After cleaning, dry your feet with your toes spread out in the sun (if it’s still up when you finish) and wind (always present!). Also dry your socks and shoes. Don’t walk barefoot, it’s better to wear your old dry socks or your ultra-light flip-flops.
You can use a moisturising cream to regenerate your feet every evening. You can also (and especially) use an anti-chafing cream before setting off on each stage. On the longest stages, you can stop to apply more cream. Don’t wait for the rubbing first!
“Our preparation tips put chance on your side, but they don’t guarantee perfect feet on the finish line” - Steven Legrand, podiatrist on MDS
Unfortunately, there is no miracle solution to avoid blisters, and even if you scrupulously follow the above protocol, you might get one or two. But don’t panic, if a blister appears:
• Do not wait!
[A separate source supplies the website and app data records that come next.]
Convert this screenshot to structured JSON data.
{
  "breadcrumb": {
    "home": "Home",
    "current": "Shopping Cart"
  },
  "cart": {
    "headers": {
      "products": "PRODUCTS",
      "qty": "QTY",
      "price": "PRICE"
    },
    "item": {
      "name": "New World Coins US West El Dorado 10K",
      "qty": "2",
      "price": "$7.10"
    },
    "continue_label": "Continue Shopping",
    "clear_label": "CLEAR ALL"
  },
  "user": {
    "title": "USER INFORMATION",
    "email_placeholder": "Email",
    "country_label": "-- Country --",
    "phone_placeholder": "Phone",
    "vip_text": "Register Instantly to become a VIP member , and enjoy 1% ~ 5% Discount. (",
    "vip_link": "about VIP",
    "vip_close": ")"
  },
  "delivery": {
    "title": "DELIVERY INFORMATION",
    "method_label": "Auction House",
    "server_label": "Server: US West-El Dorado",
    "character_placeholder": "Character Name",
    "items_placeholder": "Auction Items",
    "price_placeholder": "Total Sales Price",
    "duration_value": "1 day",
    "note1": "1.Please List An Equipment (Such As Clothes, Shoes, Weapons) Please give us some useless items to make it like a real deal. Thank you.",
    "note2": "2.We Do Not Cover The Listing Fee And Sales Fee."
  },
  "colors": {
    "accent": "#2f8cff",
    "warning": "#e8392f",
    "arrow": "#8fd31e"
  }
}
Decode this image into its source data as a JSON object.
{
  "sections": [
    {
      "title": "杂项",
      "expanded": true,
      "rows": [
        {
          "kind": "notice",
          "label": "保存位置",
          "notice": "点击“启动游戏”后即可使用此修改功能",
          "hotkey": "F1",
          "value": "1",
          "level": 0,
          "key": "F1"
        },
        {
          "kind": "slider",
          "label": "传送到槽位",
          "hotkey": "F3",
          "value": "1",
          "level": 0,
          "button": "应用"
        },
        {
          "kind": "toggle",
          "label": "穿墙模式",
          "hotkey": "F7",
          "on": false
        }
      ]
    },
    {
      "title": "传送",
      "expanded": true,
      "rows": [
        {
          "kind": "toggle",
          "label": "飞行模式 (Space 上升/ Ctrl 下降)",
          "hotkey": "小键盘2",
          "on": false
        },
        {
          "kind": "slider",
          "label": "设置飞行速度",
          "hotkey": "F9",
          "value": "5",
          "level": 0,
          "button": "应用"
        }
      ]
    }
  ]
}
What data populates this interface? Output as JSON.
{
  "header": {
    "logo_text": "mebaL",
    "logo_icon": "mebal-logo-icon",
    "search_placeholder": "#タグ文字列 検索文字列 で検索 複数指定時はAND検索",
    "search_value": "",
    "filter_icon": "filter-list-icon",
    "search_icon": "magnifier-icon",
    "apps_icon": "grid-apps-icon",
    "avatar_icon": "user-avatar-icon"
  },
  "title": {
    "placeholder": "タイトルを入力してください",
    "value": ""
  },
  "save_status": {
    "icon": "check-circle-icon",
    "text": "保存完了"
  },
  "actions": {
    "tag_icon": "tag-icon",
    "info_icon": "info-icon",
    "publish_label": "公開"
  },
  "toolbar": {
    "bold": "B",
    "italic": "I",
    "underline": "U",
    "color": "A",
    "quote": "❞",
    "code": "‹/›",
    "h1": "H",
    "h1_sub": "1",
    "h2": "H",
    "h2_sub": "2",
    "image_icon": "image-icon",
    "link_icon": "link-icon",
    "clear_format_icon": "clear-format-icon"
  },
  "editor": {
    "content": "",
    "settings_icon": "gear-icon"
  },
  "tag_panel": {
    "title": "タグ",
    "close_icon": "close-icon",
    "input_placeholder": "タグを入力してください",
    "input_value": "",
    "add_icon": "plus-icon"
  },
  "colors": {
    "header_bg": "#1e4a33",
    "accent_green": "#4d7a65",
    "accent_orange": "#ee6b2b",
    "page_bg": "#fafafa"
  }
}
Untreated blisters and chafing won’t get better on their own.
• If you know how to treat them, do it, if not go and visit First Aid or the Doc Trotters.
• No single treatment works for all blisters, it depends on how serious it is, where it is, and the state of your skin.
• Do not use Compeed to prevent blisters.
To wrap up, a little reminder that can be useful: blisters are always the consequence of several factors:
• The intrinsic “quality” of your skin.
• How you prepared your feet (or didn’t).
• Personal biological factors (nutrition, metabolism, skin hydration, etc.).
• Your physical preparation (number of kilometres, terrain, etc.).
• The difficulty of the race (terrain, gradient, etc.).
• Your equipment (shoes, gaiters, bag weight, etc.).
• Weather conditions (heat, humidity).
All that remains is to limit the impact of factors that you can influence: they all feed into the success of your MDS.